1. George Grimmett b-11 Jan 1848 in Naunton England; d-Jan 1855 drowned in the Atlantic Ocean 2. Orson Grimmett b-5 Mar 1850 in Naunton England; d-18 Feb 1918; m-Ella Barnaby 3. Rosina Grimmett b-20 Feb 1852 in Persore England; d-2 May 1930; m-James William O'Neal 4. Hyrum Grimmett b-6 Jan 1854 in Birmingham England; d-21 May 1934 in Moreland Idaho; m-Emma Pomeroy 5. Sarah Jane Grimmett b-23 May 1856 in West Jordan Utah; d-31 July 1939 in Cokeville Wyoming; m-Alfred Sparks 6. John Henry Grimmett b-16 May 1858 in Pond Town Utah; d-13 May 1923 in Paris Idaho; m-Louise Neat
From St Louis the family started west arriving in Salt Lake in Sep 1855 and settled in West Jordan.
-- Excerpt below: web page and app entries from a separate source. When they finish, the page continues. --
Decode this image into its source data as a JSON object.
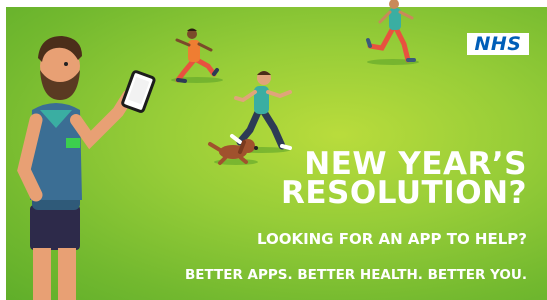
{
  "banner": {
    "logo_text": "NHS",
    "headline_line1": "NEW YEAR’S",
    "headline_line2": "RESOLUTION?",
    "subheadline": "LOOKING FOR AN APP TO HELP?",
    "tagline": "BETTER APPS. BETTER HEALTH. BETTER YOU."
  },
  "colors": {
    "background": "#8cc63f",
    "logo_blue": "#005eb8",
    "text": "#ffffff"
  }
}
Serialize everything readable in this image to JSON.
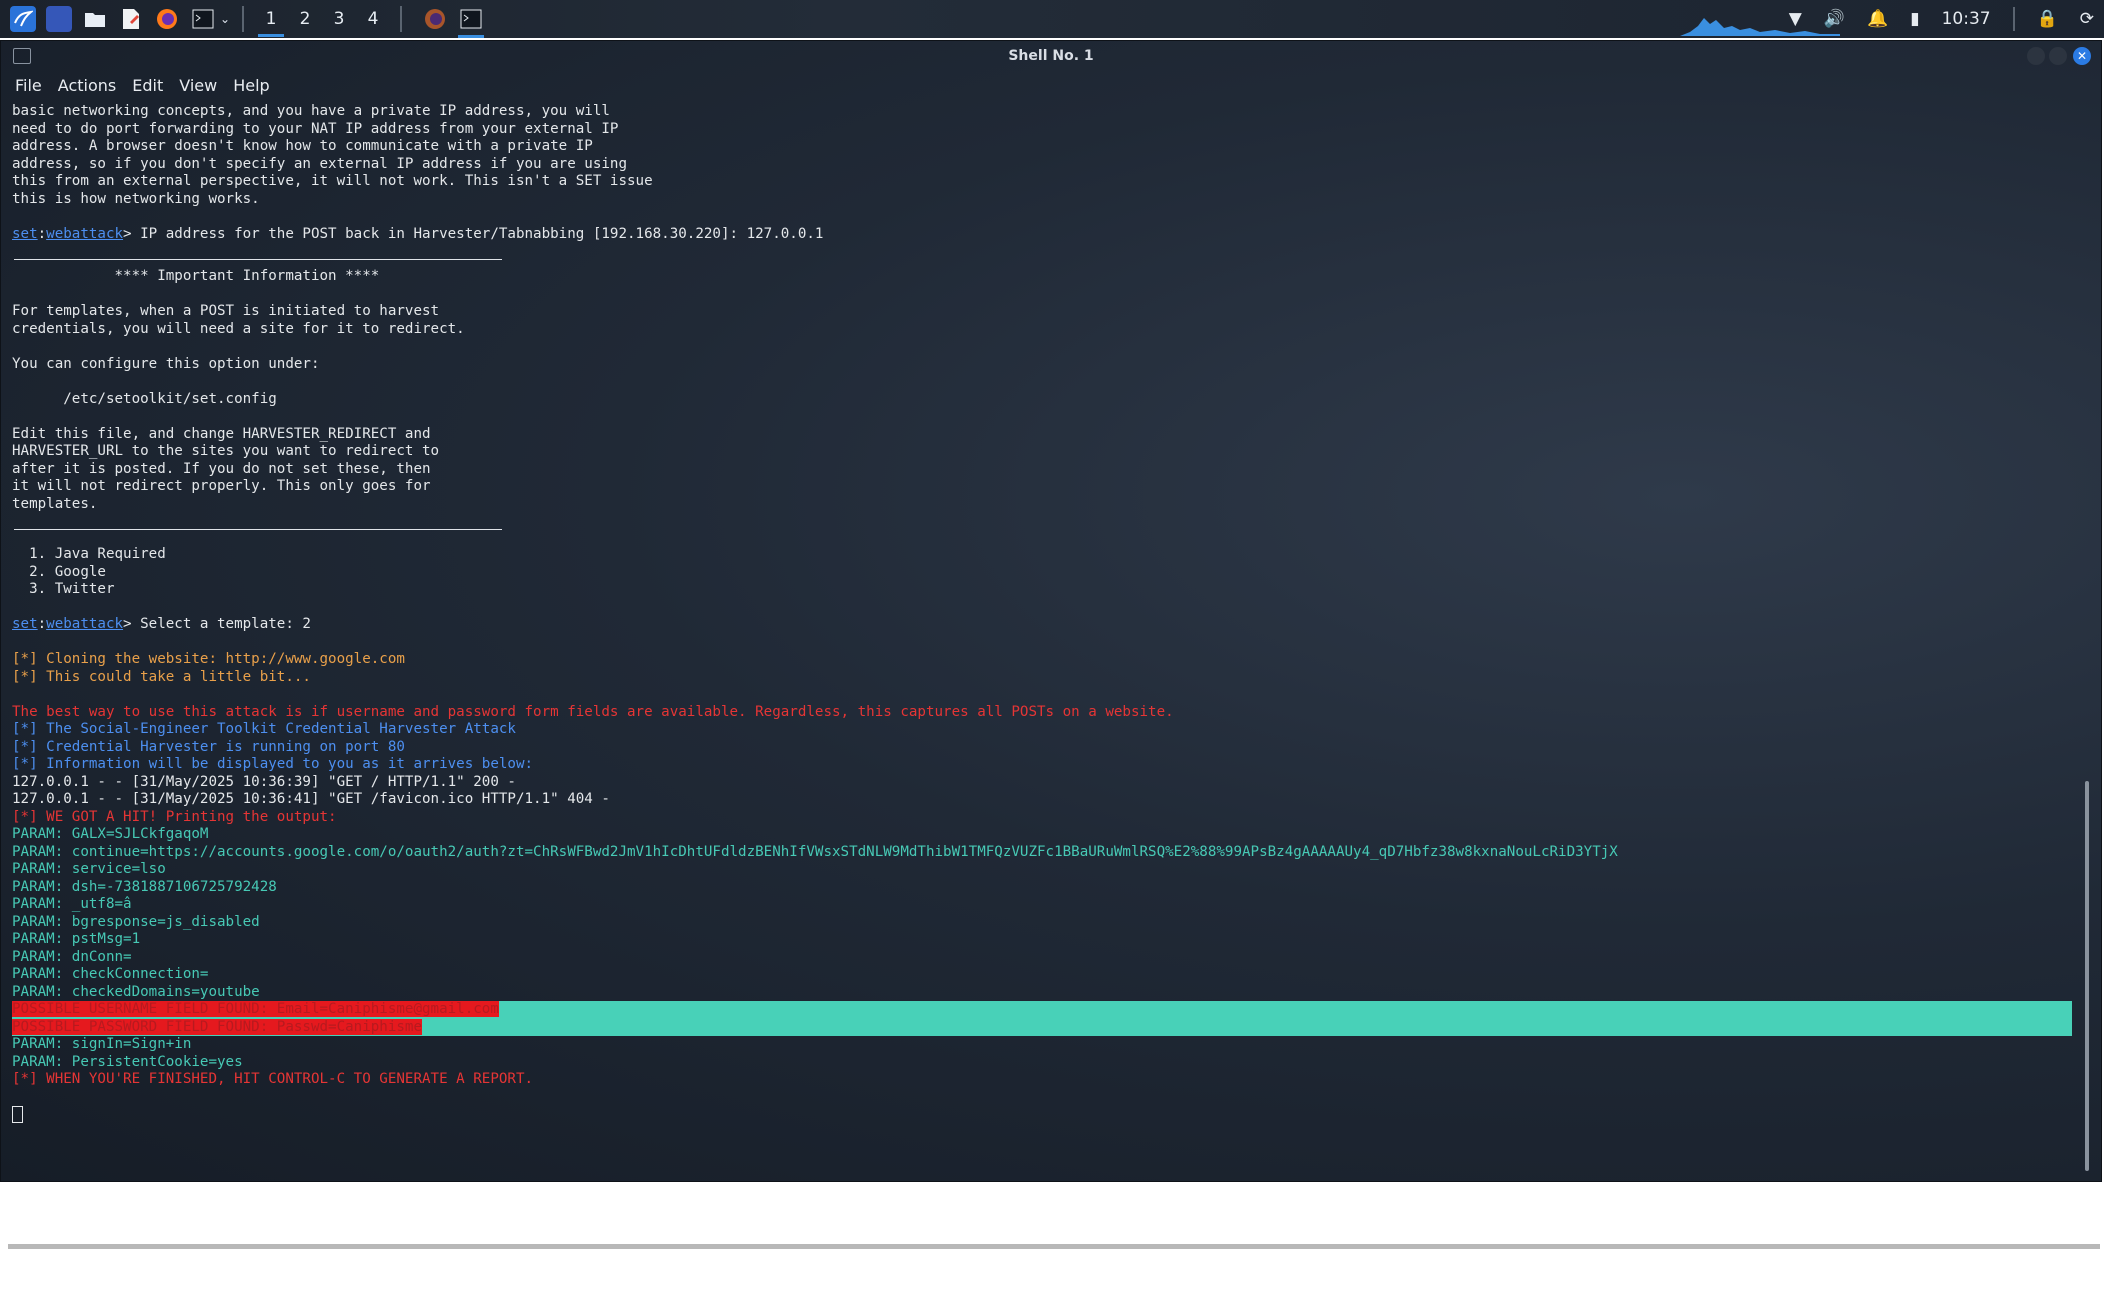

Johnston's Army had entered the valley so the family went south to Pond Town. In October 1864 the Grimmett family moved to Paris. They obtained two lots and built a log cabin and John and his son worked on the railroad which was building west. John and Sarah lived in Paris until 1867 when they obtained a farm on the east side of the valley, now known as Dingle.
In 1878 John and Sarah moved to Lander Wyoming but it was such a wild country they lost most of their herd to rustlers, so they returned to Bear Lake. Sarah died in Lander 3 Oct 1881. John then married Jane Parrish in Salt Lake City. After Jane died, he married a Mrs. Long. John Grimmett died 6 Mar 1895 in Bloomington and is buried there.
First Spouse: Sarah Passey, Second Spouse: Jane Parrish. Father: George Grimmett, Mother Elizabeth. Inscription: unmarked grave
John Grimmett's Timeline
January 5, 1826
Alderton, Gloucestershire, England, United Kingdom
March 19, 1826
Alderton, Gloucestershire, England, United Kingdom
July 12, 1842
January 20, 1844
March 5, 1850
February 20, 1852
January 6, 1854
May 23, 1856
May 16, 1858